Reciprocity and Long-Term Business Relationship
In China, any business relationship should be considered from a long-term view. To maintain a long-term business relationship, one must reciprocate. One never knows when one will be in trouble and a friend in need is a friend indeed. This reflects the necessity, of reciprocity. The experience of a joint venture in Beijing offers a typical example of reciprocity. In the early 1990s one of the suppliers of cashmere in Inner Mongolia had funding problems when planning its technical transformation. The joint venture, a producer of cashmere knitwear, was approached for help. Considering the long-term relationship, the joint venture decided to provide funding for the supplier. In the mid-1990s, the market for cashmere knitwear heated up and the price of cashmere raw material rocketed and, as a consequence, many cashmere knitwear producers had difficulties in absorbing the price rise and had to reduceproduction. The joint venture faced the same problem. However, the supplier in Inner Mongolia did not forget the help that the joint venture had given and offered to supply cashmere raw material at below market price. The joint venture not only survived the price rise in raw material, but also captured the market that their competitors left because of the price rise. The implication of this joint venture's experience is that the commitment to a good and long-term business relationship and the obligations arising from such a relationship will survive market changes.
Maintain Guanxi when Terminating Business Relationship
If a business is not meant to be long term, the way to end a business relationship should be properly selected. It is inappropriate to end a business relationship when a deal cannot be closed by complaining about the way the Chinese counterparts do things. This may not only cause loss of face by the Chinese counterpart, but also put an end to the guanxi that may otherwise have continued. Some foreigners who know very little about China even threaten to report the business failure to the boss or the supervising authority. This conduct is business relationship not only with the Chinese counterparts but also with the people in the network. As a result, many Chinese companies will avoid doing business with the foreign company. Network codes and Chinese cultural values require that disputing parties solve problems through amicable means, ie solving the problem without damaging the harmonious business relations. This does not suggest that no litigation is used in setting problems through friendly discussions.
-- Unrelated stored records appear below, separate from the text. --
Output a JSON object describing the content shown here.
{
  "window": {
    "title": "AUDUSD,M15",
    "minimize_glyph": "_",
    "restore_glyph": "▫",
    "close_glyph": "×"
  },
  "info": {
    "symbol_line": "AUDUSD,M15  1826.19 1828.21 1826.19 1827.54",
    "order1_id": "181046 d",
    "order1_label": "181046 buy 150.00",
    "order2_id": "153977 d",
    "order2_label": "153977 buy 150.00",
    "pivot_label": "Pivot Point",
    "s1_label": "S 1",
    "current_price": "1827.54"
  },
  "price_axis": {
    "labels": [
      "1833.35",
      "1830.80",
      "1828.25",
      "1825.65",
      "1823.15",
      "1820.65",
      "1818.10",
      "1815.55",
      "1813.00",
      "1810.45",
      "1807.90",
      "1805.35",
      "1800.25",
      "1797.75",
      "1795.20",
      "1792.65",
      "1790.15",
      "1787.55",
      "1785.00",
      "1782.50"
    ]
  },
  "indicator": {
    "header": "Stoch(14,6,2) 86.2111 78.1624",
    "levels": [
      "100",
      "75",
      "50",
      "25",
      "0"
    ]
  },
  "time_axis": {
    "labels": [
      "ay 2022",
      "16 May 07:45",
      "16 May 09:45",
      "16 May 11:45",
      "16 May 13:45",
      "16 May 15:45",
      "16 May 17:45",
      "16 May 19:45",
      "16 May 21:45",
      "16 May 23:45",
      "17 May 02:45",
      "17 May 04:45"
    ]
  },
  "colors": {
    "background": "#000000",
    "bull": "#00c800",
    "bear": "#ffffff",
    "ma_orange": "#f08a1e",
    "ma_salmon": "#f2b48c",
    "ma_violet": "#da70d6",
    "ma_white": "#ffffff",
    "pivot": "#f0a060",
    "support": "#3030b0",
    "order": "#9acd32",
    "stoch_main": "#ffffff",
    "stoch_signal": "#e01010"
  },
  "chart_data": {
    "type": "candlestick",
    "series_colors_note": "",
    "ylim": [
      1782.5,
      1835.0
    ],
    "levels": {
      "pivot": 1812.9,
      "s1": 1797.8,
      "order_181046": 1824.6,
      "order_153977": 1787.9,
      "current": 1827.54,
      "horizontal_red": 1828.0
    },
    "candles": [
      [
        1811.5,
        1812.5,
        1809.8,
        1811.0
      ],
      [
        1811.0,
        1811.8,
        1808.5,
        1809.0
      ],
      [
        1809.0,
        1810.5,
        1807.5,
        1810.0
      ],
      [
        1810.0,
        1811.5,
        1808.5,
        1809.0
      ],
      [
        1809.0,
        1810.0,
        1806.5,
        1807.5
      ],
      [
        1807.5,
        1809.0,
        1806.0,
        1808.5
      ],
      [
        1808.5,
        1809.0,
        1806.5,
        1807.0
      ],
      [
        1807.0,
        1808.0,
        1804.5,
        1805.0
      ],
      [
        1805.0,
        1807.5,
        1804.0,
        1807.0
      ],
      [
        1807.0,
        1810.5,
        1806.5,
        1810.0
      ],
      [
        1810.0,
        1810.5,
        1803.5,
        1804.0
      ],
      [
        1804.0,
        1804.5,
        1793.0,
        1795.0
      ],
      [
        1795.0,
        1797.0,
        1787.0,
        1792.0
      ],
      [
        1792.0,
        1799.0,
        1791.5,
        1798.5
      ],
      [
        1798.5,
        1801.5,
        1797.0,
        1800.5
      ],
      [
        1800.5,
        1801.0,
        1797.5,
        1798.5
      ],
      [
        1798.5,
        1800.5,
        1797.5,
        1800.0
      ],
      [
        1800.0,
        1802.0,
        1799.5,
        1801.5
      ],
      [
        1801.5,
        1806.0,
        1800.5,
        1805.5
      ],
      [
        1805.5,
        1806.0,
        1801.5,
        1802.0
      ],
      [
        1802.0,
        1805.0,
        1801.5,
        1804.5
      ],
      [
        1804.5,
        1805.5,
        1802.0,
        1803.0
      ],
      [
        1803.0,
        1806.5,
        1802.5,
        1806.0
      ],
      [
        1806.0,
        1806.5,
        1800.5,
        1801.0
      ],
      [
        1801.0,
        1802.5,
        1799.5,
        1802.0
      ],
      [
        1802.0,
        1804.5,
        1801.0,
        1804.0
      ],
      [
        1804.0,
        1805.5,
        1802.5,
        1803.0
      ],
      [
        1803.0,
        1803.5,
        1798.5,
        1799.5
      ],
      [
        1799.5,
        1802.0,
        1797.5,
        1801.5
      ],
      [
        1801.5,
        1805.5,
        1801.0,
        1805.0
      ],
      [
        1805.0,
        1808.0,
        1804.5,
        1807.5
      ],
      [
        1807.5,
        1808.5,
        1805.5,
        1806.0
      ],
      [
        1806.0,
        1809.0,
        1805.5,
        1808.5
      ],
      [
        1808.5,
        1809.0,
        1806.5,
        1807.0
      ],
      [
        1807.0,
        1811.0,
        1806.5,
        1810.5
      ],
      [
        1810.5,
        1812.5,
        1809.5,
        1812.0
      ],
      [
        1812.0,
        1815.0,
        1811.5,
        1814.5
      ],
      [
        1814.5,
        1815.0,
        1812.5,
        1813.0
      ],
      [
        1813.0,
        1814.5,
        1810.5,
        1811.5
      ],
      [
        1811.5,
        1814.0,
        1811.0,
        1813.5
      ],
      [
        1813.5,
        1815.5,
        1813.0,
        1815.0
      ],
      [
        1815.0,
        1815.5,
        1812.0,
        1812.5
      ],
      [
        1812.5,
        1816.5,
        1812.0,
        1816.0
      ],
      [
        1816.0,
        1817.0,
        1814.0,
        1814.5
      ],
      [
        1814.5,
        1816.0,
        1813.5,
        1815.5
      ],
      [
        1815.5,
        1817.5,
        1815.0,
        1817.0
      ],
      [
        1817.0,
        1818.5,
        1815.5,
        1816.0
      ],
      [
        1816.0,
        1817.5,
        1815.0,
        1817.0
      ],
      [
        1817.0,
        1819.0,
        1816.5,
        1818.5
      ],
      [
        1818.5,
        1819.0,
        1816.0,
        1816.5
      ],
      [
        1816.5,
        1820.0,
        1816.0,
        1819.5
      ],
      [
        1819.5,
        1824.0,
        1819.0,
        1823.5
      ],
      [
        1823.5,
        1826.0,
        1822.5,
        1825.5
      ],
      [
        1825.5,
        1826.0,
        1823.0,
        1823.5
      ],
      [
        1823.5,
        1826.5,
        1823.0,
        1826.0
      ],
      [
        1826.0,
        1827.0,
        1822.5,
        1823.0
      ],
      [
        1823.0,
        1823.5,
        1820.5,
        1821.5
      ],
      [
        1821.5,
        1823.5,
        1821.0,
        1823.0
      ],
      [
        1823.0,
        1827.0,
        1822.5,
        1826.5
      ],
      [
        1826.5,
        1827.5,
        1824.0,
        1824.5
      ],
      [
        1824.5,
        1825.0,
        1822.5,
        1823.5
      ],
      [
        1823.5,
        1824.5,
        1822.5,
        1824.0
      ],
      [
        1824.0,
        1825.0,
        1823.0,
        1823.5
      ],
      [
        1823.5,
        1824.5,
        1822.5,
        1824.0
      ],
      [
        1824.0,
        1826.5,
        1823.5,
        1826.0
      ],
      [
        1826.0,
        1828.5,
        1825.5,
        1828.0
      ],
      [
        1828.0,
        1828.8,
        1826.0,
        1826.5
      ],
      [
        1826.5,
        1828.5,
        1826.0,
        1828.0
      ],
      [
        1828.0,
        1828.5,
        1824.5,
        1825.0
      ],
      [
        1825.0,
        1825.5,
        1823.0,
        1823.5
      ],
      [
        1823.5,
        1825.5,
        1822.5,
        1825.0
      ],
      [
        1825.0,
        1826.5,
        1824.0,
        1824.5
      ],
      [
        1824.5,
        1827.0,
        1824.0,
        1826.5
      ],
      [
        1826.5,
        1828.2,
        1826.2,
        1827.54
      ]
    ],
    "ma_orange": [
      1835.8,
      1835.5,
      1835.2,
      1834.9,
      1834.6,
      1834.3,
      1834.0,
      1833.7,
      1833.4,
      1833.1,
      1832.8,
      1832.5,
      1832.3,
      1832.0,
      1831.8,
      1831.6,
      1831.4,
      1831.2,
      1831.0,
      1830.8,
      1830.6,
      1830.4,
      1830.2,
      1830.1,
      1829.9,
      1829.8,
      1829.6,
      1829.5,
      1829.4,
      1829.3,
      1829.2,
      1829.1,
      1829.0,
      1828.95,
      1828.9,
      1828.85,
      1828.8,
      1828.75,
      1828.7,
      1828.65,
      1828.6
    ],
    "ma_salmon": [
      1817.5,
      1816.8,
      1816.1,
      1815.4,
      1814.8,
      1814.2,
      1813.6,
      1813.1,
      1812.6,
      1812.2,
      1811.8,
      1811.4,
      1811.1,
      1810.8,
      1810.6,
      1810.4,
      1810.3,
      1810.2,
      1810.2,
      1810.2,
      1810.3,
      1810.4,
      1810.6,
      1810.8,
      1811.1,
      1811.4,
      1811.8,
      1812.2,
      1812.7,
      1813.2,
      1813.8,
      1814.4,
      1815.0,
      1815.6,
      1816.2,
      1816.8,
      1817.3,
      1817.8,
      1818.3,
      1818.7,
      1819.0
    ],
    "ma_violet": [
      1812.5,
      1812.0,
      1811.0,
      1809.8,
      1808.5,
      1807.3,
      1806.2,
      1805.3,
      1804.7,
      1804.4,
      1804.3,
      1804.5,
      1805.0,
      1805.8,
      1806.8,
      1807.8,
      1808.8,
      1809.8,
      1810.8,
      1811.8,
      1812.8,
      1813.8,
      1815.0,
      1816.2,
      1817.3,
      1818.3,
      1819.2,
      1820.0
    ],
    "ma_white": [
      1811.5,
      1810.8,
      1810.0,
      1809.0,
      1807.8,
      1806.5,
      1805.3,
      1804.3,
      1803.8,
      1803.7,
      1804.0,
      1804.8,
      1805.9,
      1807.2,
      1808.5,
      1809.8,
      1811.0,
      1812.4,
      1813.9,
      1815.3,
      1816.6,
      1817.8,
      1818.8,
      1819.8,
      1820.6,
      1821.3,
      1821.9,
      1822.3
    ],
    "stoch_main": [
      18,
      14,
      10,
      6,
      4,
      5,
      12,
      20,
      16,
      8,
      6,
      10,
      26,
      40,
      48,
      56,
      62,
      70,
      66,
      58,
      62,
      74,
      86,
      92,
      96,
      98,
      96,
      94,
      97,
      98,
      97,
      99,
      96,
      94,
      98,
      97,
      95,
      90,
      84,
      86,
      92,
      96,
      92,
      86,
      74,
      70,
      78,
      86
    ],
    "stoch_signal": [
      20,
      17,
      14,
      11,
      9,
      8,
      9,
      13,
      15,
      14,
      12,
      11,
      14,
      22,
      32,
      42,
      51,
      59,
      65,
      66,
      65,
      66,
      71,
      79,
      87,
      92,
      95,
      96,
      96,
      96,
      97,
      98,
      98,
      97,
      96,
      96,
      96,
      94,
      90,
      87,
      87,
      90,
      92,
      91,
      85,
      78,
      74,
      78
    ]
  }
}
It is advisable to exercise care and caution when taking court action. Litigation should be used as a last resort only when the future course of the business relationship has become clearly unpredictable.